The delightful domesticated American blueberry: some research challenges for its next 100 years.
Plants, Protection of (Research)
Schneider, Sally M.
Finley, John W.
|Publication:||Name: Agricultural Research Publisher: U.S. Government Printing Office Audience: Academic; General Format: Magazine/Journal Subject: Agricultural industry; Biotechnology industry; Business Copyright: COPYRIGHT 2011 U.S. Government Printing Office ISSN: 0002-161X|
|Issue:||Date: May-June, 2011 Source Volume: 59 Source Issue: 5|
|Topic:||Event Code: 310 Science & research Computer Subject: Company growth|
|Product:||Product Code: 0171025 Blueberries; 9108538 Plant Protection Programs NAICS Code: 111334 Berry (except Strawberry) Farming; 92614 Regulation of Agricultural Marketing and Commodities SIC Code: 0171 Berry crops|
|Geographic:||Geographic Scope: United States Geographic Code: 1USA United States|
As their millions of fans around the country will happily tell you, America's blueberries are delicious and good for you.
There are many unseen steps in the journey of this popular berry as it makes its way from growers' fields to you. For every major region in which commercial blueberries are grown, Agricultural Research Service blueberry researchers provide new scientific findings to help smooth this journey.
Blueberry growers everywhere need highly productive kinds of blueberries to plant; safe, effective ways to protect the plants from insects and diseases; and efficient, environmentally responsible ways to apply water and fertilizer so that their blueberry bushes--and the environment--will prosper. Consumers need readily available, affordably priced blueberries, plus evidence-based data about the true nutritional benefits of this much-loved fruit. At labs from coast to coast, ARS scientists are addressing all of these needs.
The remarkable story of the domesticated American blueberry began 100 years ago with the pioneering work of U.S. Department of Agriculture botanist Frederick Coville. His research led to the blueberry's domestication and to several blueberry varieties still popular today. We have built on and expanded his work and today have scientists working in Chatsworth, New Jersey; Poplarville, Mississippi; and Corvallis, Oregon, to develop new blueberry varieties that will thrive in these regions.

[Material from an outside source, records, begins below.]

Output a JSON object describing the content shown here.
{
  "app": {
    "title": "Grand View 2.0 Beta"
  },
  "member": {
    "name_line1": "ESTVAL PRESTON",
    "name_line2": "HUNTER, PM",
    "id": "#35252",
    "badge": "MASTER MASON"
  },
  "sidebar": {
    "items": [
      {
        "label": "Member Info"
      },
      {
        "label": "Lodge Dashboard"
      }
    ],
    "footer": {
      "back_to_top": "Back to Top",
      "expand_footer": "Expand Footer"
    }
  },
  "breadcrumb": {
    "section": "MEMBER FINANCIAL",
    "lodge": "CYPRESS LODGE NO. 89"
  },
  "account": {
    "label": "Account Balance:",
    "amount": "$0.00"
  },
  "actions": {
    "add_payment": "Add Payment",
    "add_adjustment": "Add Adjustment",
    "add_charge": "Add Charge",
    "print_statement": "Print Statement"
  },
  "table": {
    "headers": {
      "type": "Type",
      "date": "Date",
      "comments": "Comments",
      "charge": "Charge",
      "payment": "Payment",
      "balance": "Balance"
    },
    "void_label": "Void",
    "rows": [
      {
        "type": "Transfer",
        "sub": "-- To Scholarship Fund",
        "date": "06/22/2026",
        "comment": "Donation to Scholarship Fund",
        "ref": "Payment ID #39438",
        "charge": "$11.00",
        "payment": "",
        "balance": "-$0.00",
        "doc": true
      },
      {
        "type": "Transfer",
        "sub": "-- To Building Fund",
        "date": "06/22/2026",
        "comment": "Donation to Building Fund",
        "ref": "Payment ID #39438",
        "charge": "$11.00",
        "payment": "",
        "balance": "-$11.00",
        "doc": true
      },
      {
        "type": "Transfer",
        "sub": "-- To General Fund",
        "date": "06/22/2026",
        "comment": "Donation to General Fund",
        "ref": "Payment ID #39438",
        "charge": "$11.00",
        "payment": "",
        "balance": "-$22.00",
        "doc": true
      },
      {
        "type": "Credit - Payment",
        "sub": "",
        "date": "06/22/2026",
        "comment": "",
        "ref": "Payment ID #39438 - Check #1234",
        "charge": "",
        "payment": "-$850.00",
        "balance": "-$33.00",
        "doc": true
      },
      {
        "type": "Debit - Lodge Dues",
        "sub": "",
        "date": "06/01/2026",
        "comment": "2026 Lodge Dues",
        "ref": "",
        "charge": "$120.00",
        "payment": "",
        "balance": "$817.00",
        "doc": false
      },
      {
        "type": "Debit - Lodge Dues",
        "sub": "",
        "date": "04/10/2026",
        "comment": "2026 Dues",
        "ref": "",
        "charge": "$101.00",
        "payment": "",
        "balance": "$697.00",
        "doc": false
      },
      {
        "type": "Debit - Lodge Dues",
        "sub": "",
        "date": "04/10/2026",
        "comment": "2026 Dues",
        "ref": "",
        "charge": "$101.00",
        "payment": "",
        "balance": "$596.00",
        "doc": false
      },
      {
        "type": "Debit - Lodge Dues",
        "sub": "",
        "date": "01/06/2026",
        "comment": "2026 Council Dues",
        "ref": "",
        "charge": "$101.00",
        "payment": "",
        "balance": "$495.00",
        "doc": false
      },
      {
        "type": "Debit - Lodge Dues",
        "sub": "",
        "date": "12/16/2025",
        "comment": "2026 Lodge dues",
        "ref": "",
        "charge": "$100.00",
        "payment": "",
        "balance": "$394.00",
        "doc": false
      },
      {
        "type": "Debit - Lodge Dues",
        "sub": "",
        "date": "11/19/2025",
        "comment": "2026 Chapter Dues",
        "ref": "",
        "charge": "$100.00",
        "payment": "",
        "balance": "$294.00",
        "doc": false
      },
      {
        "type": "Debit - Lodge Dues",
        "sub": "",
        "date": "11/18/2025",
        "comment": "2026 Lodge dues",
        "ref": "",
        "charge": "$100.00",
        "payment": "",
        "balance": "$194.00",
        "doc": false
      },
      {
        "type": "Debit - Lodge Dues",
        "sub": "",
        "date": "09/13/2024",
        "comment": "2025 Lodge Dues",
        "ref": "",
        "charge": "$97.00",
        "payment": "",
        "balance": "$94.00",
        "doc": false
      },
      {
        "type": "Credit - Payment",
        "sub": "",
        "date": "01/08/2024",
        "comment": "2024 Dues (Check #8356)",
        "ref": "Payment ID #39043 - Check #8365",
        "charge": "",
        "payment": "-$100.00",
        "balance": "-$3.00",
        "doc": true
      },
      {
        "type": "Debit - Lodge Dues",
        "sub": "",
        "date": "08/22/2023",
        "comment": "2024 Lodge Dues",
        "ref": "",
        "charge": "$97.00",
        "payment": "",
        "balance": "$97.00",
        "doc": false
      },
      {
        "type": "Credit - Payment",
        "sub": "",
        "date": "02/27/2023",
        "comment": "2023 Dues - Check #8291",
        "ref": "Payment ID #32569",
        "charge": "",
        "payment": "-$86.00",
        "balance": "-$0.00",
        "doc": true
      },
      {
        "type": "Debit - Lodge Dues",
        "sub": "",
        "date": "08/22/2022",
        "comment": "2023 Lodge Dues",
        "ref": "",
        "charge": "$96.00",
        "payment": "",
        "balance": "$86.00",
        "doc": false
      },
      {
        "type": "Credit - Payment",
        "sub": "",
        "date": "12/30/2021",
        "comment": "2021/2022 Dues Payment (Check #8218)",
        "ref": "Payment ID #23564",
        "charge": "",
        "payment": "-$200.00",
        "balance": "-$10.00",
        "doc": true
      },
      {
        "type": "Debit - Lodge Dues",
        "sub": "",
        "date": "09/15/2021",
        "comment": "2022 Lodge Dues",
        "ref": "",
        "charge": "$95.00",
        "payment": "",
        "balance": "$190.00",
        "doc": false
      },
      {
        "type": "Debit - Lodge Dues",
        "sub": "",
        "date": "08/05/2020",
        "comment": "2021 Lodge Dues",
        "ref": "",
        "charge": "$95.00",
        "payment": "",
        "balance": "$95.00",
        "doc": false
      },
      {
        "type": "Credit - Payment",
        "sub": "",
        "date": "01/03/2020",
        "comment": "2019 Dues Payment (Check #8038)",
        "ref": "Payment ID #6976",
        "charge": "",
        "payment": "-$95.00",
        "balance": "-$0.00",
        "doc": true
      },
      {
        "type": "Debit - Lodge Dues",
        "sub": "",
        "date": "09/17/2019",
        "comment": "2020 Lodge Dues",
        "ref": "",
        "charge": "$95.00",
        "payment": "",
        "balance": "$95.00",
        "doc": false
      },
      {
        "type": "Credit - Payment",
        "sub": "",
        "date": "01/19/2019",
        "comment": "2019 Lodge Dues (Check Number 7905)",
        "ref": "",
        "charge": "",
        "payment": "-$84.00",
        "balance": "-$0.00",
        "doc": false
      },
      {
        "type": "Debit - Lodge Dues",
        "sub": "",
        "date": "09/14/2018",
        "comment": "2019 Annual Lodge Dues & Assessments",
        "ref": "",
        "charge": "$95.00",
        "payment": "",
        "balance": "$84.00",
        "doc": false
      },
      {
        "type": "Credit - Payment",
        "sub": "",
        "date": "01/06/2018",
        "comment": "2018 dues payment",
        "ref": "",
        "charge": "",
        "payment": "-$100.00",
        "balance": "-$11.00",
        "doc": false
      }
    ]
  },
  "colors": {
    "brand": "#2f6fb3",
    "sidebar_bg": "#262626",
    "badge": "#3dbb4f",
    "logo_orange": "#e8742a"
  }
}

Our blueberry genebank in Corvallis and our blueberry genomics research there and in Chatsworth and in Beltsville, Maryland, provide tools and resources to quickly and accurately locate and move highly desirable traits, such as disease resistance, from blueberry's wild relatives into superior new blueberries that have the characteristics growers and consumers prefer.
When exciting new blueberries are developed, that progress brings a renewed need for scientifically sound, effective, and affordable management strategies for producing them.
We're on the job.
In Corvallis, for example, our 6-year-long investigation of various methods for irrigating blueberries, and for scheduling those irrigations, has identified practices that not only maximize yield and berry quality, but also conserve water and fertilizer. Plans call for publication of this practical, thoroughly researched information in an up-to-date irrigation guide for blueberry growers of the Pacific Northwest.
There's another important dimension to our blueberry research. Preliminary investigations into the potential role of blueberries in helping protect against a number of human health problems are underway in Albany, California; Beltsville, Maryland; Boston, Massachusetts; Little Rock, Arkansas; and Oxford, Mississippi. Our research on the role of blueberries in human nutrition is still very preliminary since it has, for the most part, been based on results from studies that used lab animals, cultured cells, or both. Follow-up studies with humans are of course needed before we can make definitive statements about blueberries' effects.
In the meantime, keep eating blueberries! Besides tasting good, they fit in well with the advice to "eat five a day." Blueberries supply many nutrients, such as vitamins, and many lesser-known compounds--called "phytochemicals"--that do not have a specified nutritional role but may be involved in a host of different, and important, functions.
The worldwide epidemic of obesity makes eating fruit especially important. Nutritionists agree that, in the United States, we eat too much sugar and fat and too many calories. Nutritionists also agree that we can help fix this problem by eating more whole fruits--and vegetables, too.
If our ongoing nutrition research is confirmed in humans, blueberries may indeed be shown to provide protection against some common health problems.
In the future, it may be possible to integrate what we learn about blueberries' nutritional benefits with what we discover about their production, making tomorrow's berries better than ever on both fronts. That would benefit both our health and the economic well-being of the growers who make it possible for us to enjoy this delightful fruit.
Sally M. Schneider
ARS National Program Leader
Horticulture, Pathogens, and Germplasm
John W. Finley
ARS National Program Leader
|Gale Copyright:||Copyright 2011 Gale, Cengage Learning. All rights reserved.|